Health Studies, biology double major to deliver College’s commencement address

Bismah Siddiqui aims to make an impact on public health, after inspiring her fellow grads

As Health Studies major Bismah Siddiqui was about to complete her last final exam, she took a minute to pull out her cell phone and record a video to send to friends of her officially closing her laptop on her undergraduate college career.

“It just felt symbolic to record that moment,” said Siddiqui, who is also a Biology double-major. “Of course, it’s a bitter-sweet feeling to be done with college, but I’m really excited to graduate. I’m just so proud of being able to reach this milestone, I celebrated every final exam. There’s a lot of excitement on my part.”

Siddiqui may have finished her last exam, but her responsibilities at URI are not yet complete. She has one final task ahead of her — giving her fellow College of Health Sciences graduates a rousing sendoff as student commencement speaker at the College’s graduation ceremonies May 22.

“It was such an honor and such a surprise. I was not expecting that at all,” Siddiqui said. “It’s a great honor to be commencement speaker, and I’m glad that I can use my voice to kind of resonate with other students. Obviously, this past year and a half has been unexpected and difficult in unique ways for all of us. In my position, I feel like since I started my college career with a rocky start and because I had to deal with that grief and transition early on, I feel that people going through it now might be able to resonate with what I have to say.”

Indeed, Siddiqui did have a rocky start to her college career. Originally enrolled at the University of Massachusetts Boston, her family suffered a tragic, personal loss during her freshman year when her father, Zubair Siddiqui, suddenly passed away. Faced with the need to help her mom, Amrah Siddiqui, run the family business and help care for her two younger siblings, Siddiqui moved back to her hometown of Warwick and transferred to URI. It turned out to be the best move for all involved.

“Coming to URI was the best decision for me. The amount of support and community I got here was truly amazing,” Siddiqui said. “There were so many people who helped make the transition easier. The stages of grief I was going through, being at URI really gave me the best shot at completing my degree. To be honest, there were points over the last four years when I didn’t think I would finish my degree on time. Not only was I able to do that, but being at URI gave me this new scope of being interested in public health.”

While going to school, Siddiqui worked as a medical scribe at Roger Williams Medical Center and Fatima Hospital, where she was exposed to many underserved communities seen at the hospitals. The experience gave her a new perspective on health care as she prepares for a future in medical school or as a physician’s assistant.
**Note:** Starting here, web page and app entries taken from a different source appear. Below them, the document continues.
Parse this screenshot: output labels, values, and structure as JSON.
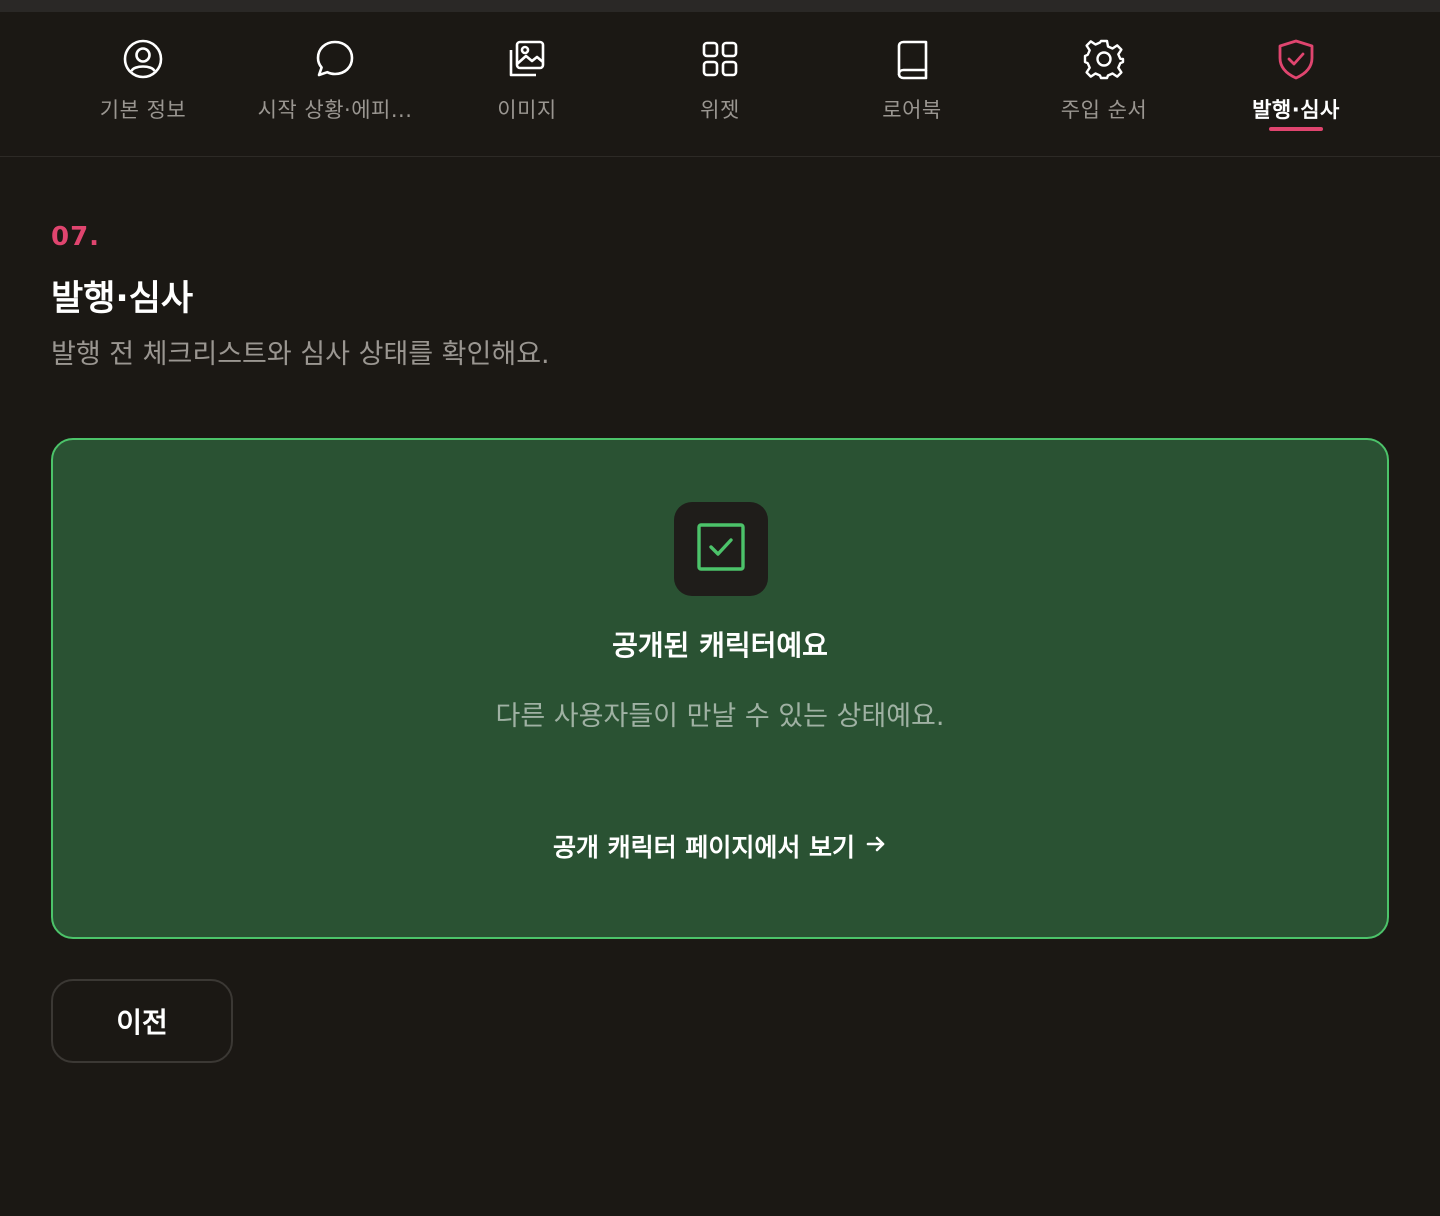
{
  "colors": {
    "background": "#1b1814",
    "accent": "#e0456f",
    "success_bg": "#2a5233",
    "success_border": "#4cc36a",
    "muted_text": "#9a9691"
  },
  "tabs": [
    {
      "label": "기본 정보",
      "icon": "user-circle-icon",
      "active": false
    },
    {
      "label": "시작 상황·에피...",
      "icon": "chat-bubble-icon",
      "active": false
    },
    {
      "label": "이미지",
      "icon": "images-icon",
      "active": false
    },
    {
      "label": "위젯",
      "icon": "grid-icon",
      "active": false
    },
    {
      "label": "로어북",
      "icon": "book-icon",
      "active": false
    },
    {
      "label": "주입 순서",
      "icon": "gear-icon",
      "active": false
    },
    {
      "label": "발행·심사",
      "icon": "shield-check-icon",
      "active": true
    }
  ],
  "section": {
    "step": "07.",
    "title": "발행·심사",
    "subtitle": "발행 전 체크리스트와 심사 상태를 확인해요."
  },
  "status": {
    "icon": "checkbox-check-icon",
    "title": "공개된 캐릭터예요",
    "description": "다른 사용자들이 만날 수 있는 상태예요.",
    "link_label": "공개 캐릭터 페이지에서 보기"
  },
  "footer": {
    "prev_label": "이전"
  }
}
“There were a lot of uninsured people, a lot of minorities, a lot of people who speak English as a second language,” Siddiqui said. “I was able to see some problems in the health care system — people who lacked primary care providers, people who didn’t have access to health care, people who didn’t know how to take care of their health; they had never been given proper education on how to treat or prevent illnesses. Working in the hospital environment really inspired me to want to take a more holistic approach to medicine. My hope is to one day be a medical provider myself, and I think you can’t be a successful medical provider without seeing things from all sides, including public health.”

She has already contributed to public understanding of health issues, having been one of the few students in Assistant Professor Steven Cohen’s Fundamentals of Epidemiology class to present her end-of-course project on an artificial pancreas to improve type 1 diabetes outcomes in children.
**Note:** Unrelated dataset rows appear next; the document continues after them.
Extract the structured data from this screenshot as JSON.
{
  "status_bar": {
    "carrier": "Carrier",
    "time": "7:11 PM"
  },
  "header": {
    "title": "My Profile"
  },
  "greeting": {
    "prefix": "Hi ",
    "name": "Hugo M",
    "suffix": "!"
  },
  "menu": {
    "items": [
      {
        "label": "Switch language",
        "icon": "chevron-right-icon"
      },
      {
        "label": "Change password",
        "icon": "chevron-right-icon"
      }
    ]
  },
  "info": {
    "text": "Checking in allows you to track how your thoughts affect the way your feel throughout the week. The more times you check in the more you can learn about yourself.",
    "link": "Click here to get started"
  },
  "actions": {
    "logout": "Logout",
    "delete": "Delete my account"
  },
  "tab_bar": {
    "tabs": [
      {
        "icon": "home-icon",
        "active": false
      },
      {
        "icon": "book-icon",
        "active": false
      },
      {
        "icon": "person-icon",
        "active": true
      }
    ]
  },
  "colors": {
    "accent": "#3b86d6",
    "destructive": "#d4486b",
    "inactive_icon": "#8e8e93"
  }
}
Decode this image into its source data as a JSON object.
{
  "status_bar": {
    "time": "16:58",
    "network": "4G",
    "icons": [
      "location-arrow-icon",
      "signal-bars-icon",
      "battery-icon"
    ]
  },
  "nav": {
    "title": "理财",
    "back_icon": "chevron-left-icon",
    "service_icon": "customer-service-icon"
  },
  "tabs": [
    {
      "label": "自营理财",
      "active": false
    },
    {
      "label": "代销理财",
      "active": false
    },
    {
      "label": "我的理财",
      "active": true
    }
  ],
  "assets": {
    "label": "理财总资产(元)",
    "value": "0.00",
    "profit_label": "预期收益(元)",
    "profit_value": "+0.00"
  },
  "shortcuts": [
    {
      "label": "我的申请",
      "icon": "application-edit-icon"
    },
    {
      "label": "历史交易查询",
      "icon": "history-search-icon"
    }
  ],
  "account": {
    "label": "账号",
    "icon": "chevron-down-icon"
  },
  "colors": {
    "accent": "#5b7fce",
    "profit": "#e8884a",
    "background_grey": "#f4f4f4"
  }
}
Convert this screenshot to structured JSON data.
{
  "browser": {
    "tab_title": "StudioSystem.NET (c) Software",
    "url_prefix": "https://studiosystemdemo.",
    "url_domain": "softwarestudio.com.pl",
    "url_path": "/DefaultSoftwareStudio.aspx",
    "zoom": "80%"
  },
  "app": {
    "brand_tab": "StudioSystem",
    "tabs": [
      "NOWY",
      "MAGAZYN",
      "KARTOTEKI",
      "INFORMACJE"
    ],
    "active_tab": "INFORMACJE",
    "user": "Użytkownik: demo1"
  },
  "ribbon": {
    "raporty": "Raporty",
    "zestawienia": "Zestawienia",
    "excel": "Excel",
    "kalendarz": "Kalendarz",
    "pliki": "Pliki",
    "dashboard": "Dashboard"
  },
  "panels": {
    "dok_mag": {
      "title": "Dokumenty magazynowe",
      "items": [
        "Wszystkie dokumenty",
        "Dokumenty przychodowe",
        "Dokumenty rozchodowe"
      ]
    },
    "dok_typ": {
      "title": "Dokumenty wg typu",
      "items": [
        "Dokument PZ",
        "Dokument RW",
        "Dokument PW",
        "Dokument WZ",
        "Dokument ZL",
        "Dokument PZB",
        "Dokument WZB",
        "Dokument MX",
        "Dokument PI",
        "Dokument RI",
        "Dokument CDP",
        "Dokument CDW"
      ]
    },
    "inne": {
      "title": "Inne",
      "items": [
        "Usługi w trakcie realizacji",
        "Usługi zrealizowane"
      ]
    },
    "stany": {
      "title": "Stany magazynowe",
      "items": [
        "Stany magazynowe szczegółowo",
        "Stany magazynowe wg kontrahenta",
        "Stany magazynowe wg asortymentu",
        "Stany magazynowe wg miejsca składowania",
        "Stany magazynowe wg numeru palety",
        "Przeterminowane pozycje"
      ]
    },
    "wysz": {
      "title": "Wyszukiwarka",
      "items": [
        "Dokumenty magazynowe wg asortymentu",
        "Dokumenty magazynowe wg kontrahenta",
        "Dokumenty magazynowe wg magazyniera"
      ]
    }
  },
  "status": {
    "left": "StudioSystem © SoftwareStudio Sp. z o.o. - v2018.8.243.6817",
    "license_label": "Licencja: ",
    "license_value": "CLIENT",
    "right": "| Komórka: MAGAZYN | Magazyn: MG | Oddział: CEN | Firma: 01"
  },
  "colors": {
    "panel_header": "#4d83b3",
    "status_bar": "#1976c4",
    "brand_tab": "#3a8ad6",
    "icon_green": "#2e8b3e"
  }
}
“I had the pleasure of having Bismah in my PHP 405 class, Fundamentals of Epidemiology, in Fall 2020, during the height of the COVID-19 pandemic,” Cohen said. “Throughout the course, she constantly showed her dedication to learning, even in these difficult times, through participating actively in online discussion forums, asking questions, and going above and beyond her assignments in this challenging and quantitative course.”

Siddiqui’s desire to help others, especially those facing disadvantages, applied to her work on campus as well. She has served as vice president and treasurer of the Muslim Students’ Association, helping organize fundraisers for the homeless community, and to support Palestinian hospitals.

“We have lots of events — before COVID times, anyway — but we’re also very involved in community work,” Siddiqui said. “We really strive to create a community for both Muslim and non-Muslim students.”

She plans to further promote that sense of community when she addresses her fellow graduates during commencement ceremonies.

“I really hope I can give a unifying message to the Class of 2021, given all we’ve gone through these past years,” Siddiqui said. “I definitely have some common themes I hope people can relate to. My biggest goal here is to make people feel unified, heard and celebrated for such an amazing accomplishment.”